OC Reilly Blog: Ensuring a Strong Foundation First
By Ray Staudt, Executive Director, Business Development, OC Reilly Inc.
(April 27, 2015)–As health care reform continues to roll and ripple out, providers keep discovering that no part of their systems can avoid feeling some effects. And a consistently shared theme comes in the form of operating at the most cost-efficient levels while ensuring quality care.
“Most hospital and health system finance leaders have accomplished a great deal, on both the cost and the revenue sides, to prepare their organizations for the challenges posed by health care reform, with impressive efforts to improve the bottom line in areas such as the supply chain and revenue cycle,” reads a portion of an article in the March edition of Healthcare Financial Management, titled “Finance Leadership Imperatives in Clinical Redesign. The story continues, “However, with the shift to value-based payment models and continued pressure on payment rates, finance leaders can no longer rely on sound financial management alone to ensure the success of their organizations.”
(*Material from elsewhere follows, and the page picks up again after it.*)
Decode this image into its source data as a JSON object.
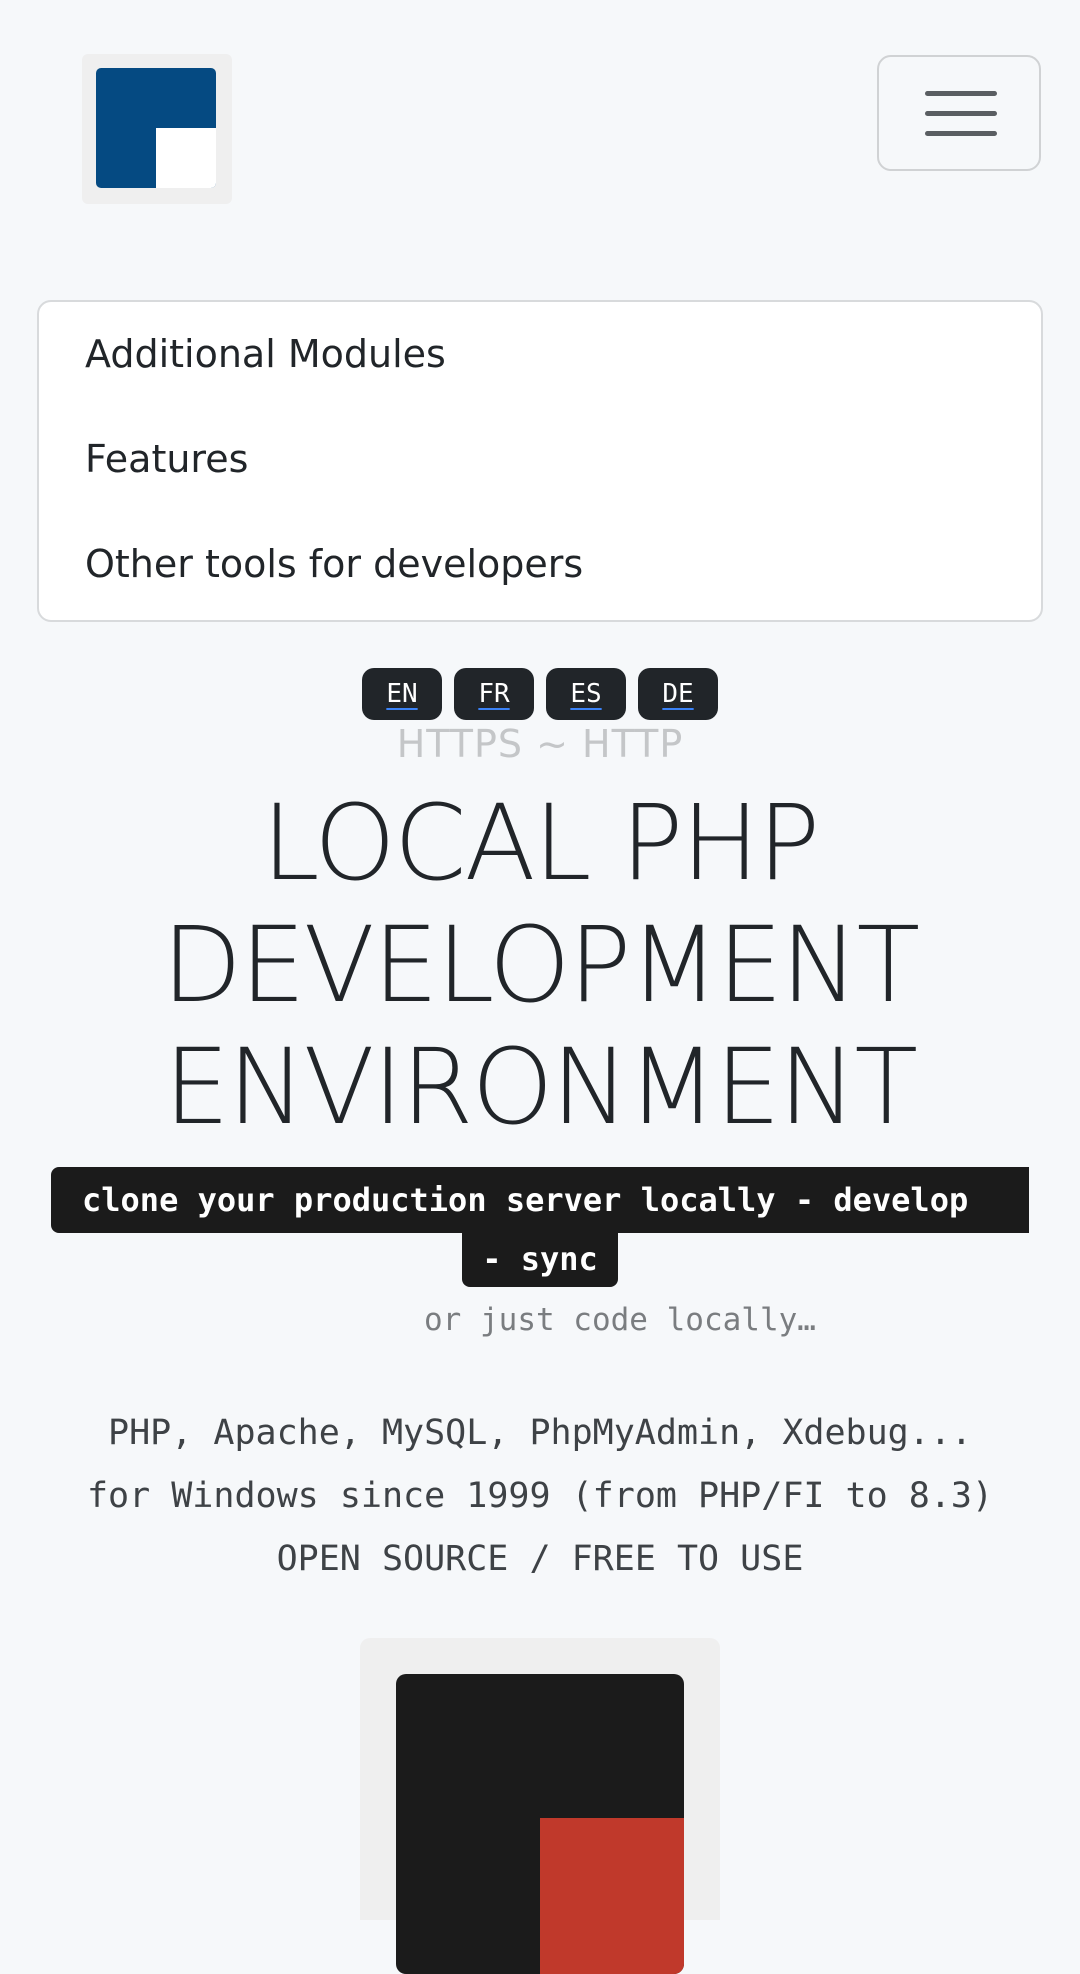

While the essence of the article deals with including physicians in achieving greater cost-efficiencies in clinical treatment – a phenomenon that undoubtedly will continue to grow in importance – it remains vital for health care systems to maximize gains in their basic business processes first.
The article acknowledges that “most” health care decision-makers have pursued “impressive efforts” to improve their supply chain operations. But that cannot be the end of that part of the story. “Most” does not mean “all.” “Impressive efforts” does not mean “long-term, sustainable success.”
Every part of the health care spectrum can safely assume that it will be affected somehow by the comprehensive reform now occurring. But why not ensure that the most basic dollars-and-sense operations – like supply chain processes, decisions, and systems – get the full attention and, thereby, the maximum economic efficiencies and benefits, before moving onto the more challenging elements?
Where do you spend, with whom, for how much, and to what value? That’s solid supply chain management. That’s where to begin. That’s ensuring a strong foundation first, so that additional cost-efficiencies can be pursued with confidence.